• Exercise goal: Where does the string "data" appear? Copy every line of the entries below that holds it.

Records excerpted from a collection
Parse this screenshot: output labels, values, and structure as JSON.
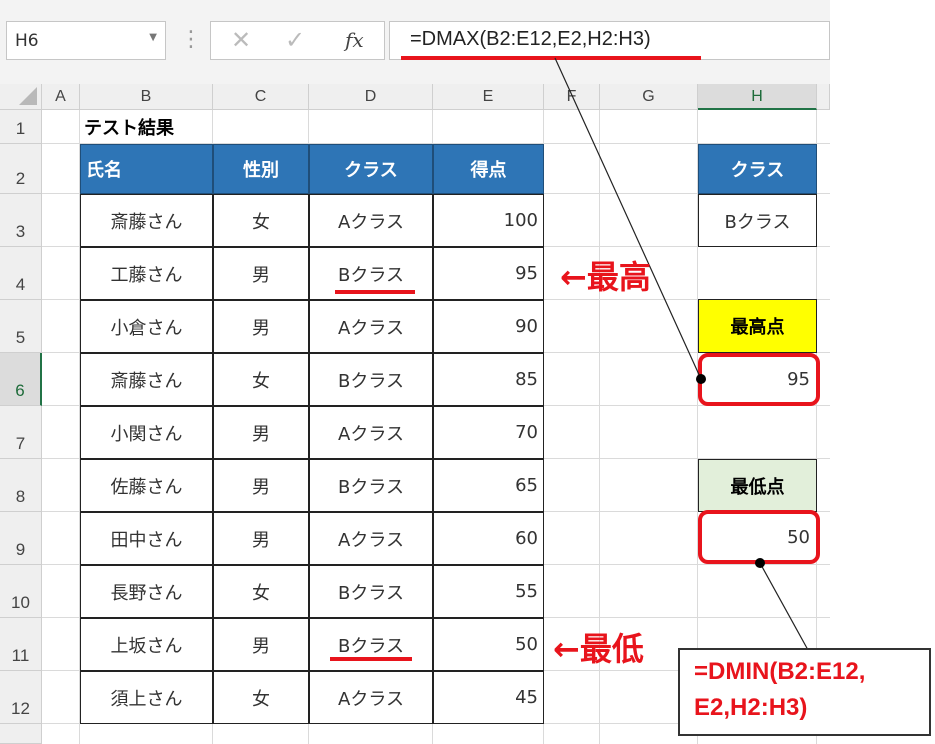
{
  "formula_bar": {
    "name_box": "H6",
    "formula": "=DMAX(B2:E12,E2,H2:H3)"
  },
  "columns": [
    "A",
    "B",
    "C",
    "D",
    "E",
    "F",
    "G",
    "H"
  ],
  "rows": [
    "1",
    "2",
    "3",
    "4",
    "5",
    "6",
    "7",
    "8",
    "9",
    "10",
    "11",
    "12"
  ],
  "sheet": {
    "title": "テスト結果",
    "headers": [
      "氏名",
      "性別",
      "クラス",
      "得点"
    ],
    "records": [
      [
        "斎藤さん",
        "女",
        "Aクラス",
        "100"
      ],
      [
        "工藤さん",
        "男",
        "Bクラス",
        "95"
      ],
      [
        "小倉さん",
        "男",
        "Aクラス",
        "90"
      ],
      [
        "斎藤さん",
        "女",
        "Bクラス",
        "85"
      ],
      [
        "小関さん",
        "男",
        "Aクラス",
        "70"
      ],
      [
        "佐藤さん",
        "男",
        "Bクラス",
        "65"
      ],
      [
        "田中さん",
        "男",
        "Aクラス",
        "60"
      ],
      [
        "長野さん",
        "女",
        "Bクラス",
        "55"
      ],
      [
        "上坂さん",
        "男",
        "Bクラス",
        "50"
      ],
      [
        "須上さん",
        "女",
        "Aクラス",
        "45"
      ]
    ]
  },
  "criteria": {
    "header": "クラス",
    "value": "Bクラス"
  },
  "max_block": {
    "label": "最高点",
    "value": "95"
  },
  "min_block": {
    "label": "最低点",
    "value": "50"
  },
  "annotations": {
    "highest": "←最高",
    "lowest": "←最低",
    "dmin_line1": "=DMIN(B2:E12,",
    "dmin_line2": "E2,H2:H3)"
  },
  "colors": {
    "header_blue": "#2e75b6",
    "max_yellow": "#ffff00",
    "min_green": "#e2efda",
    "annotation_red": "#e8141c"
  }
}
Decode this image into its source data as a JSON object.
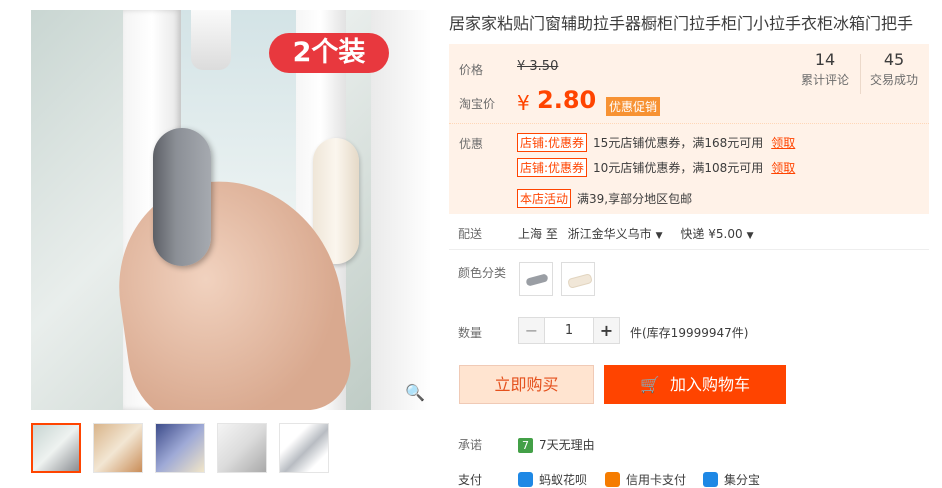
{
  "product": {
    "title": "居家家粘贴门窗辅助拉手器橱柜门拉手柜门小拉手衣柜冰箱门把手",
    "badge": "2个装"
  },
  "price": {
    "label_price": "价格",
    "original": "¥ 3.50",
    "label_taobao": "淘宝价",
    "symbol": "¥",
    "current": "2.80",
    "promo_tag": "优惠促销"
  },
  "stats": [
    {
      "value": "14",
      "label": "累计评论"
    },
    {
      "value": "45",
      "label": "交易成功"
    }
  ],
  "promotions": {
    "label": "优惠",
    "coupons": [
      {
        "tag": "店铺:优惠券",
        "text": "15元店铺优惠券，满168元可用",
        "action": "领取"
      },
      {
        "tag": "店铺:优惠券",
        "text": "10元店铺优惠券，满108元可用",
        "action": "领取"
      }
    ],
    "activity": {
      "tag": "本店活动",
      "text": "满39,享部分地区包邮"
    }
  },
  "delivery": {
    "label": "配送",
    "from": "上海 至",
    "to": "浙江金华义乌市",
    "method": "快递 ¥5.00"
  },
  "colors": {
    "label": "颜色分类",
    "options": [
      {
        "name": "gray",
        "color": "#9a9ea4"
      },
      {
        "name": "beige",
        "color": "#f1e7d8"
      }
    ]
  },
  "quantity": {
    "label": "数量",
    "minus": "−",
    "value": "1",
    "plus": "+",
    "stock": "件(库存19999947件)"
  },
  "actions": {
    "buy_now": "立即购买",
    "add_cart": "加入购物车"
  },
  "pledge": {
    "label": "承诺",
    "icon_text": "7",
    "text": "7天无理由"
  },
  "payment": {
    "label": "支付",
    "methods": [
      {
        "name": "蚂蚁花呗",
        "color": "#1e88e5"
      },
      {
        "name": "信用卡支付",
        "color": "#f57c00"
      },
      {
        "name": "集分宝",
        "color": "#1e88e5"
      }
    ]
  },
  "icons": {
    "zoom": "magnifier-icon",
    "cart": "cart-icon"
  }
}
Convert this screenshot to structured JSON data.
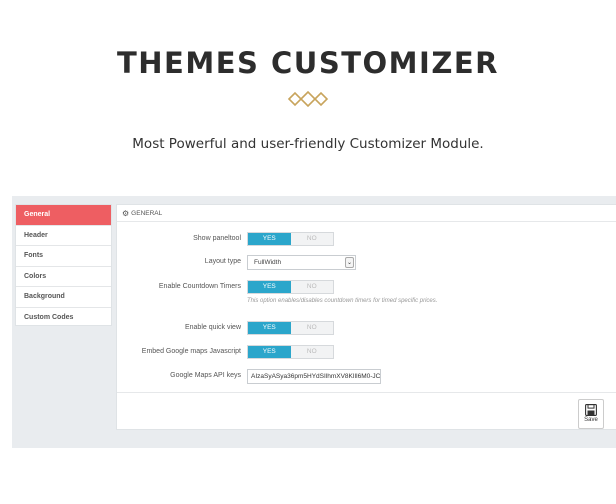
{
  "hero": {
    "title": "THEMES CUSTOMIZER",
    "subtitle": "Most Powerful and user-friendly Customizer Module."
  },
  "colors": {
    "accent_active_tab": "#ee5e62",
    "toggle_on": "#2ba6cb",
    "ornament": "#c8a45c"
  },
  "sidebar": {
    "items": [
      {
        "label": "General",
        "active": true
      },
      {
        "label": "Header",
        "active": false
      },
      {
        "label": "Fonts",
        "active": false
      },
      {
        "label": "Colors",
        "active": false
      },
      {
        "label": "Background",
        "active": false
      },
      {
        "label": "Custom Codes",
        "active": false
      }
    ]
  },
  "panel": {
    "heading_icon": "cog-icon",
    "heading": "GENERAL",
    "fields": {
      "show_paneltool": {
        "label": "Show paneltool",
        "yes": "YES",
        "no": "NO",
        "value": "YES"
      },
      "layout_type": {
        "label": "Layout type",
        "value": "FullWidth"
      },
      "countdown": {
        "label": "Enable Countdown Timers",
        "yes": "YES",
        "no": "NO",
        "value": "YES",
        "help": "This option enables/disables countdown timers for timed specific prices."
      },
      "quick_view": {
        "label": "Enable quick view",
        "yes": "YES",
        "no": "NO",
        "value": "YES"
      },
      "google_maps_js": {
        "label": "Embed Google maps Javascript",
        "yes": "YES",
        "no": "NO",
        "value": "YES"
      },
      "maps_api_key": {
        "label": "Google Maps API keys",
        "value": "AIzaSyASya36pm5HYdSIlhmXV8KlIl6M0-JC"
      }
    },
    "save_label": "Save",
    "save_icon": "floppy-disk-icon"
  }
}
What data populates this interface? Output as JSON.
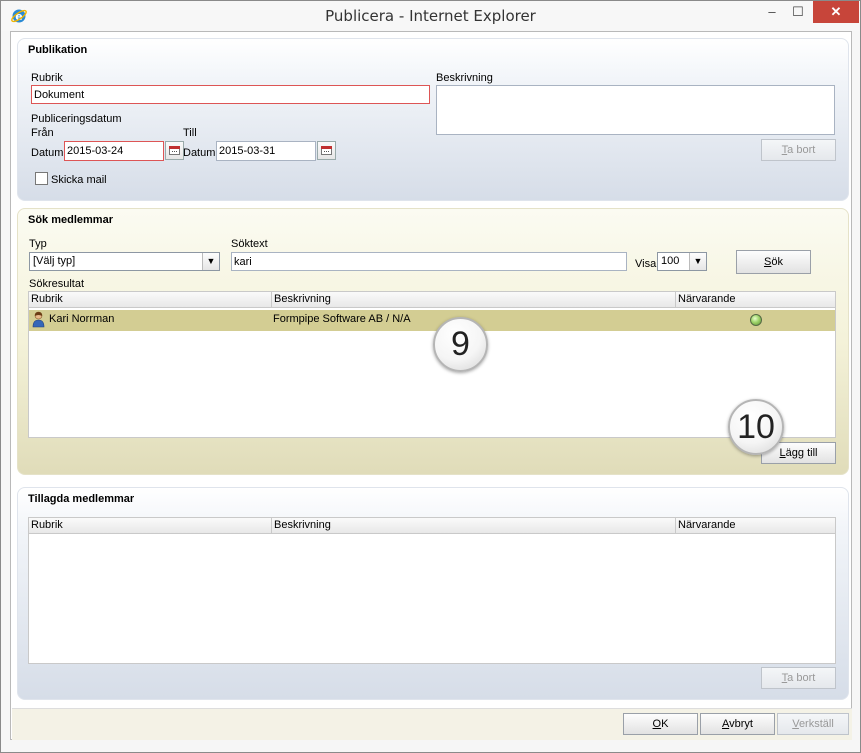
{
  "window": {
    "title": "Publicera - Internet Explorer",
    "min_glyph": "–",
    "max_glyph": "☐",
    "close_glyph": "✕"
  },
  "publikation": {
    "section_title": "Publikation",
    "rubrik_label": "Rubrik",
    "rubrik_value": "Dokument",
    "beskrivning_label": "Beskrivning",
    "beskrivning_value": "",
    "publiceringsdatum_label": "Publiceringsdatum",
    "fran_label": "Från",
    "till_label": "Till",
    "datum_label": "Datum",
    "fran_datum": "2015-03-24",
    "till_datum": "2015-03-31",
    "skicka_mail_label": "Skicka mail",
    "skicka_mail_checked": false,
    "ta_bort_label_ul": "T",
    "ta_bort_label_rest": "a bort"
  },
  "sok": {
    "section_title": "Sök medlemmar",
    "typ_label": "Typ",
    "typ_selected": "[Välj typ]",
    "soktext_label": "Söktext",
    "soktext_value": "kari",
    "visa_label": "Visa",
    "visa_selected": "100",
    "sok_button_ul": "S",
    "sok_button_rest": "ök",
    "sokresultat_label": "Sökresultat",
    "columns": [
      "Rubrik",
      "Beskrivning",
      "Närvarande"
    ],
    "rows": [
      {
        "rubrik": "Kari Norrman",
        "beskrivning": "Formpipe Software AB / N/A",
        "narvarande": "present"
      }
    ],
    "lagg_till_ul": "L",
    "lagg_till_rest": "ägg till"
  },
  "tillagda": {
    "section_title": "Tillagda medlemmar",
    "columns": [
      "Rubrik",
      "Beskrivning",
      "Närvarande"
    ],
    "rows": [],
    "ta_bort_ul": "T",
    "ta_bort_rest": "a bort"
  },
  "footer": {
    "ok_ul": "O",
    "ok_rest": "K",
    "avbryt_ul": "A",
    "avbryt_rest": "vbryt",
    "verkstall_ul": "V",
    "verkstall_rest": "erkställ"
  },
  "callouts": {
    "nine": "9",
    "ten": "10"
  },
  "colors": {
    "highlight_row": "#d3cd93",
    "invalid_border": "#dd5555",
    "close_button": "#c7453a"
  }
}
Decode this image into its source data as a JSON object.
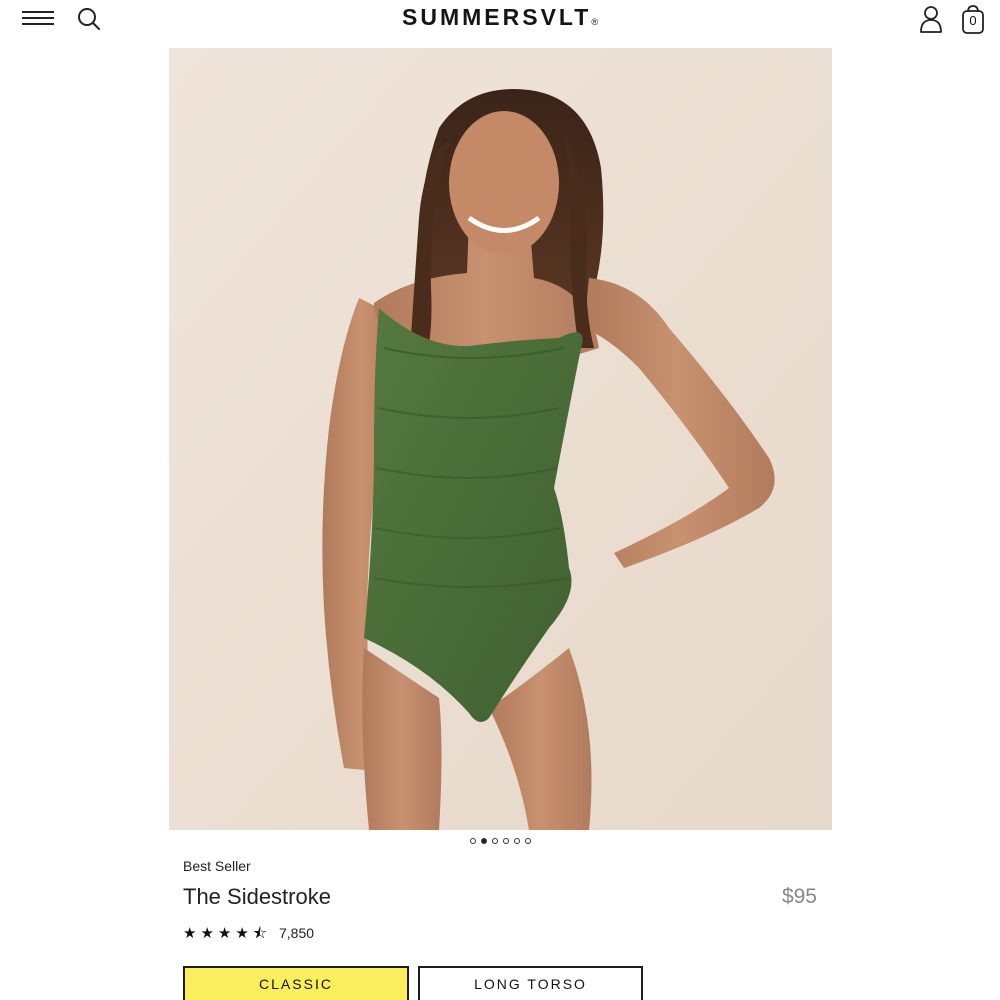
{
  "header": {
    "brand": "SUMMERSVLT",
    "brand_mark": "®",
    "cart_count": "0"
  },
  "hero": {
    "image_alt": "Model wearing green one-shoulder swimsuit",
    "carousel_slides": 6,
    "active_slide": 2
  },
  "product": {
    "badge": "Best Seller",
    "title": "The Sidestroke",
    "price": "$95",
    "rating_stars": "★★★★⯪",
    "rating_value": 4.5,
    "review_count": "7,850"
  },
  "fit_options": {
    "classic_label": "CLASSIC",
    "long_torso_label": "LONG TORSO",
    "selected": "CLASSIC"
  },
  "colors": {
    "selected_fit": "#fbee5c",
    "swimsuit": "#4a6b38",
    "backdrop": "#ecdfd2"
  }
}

• Exercise output:
Decode this image into its source data as a JSON object.
Convert this screenshot to structured JSON data.
What data populates this interface? Output as JSON.
Decode this image into its source data as a JSON object.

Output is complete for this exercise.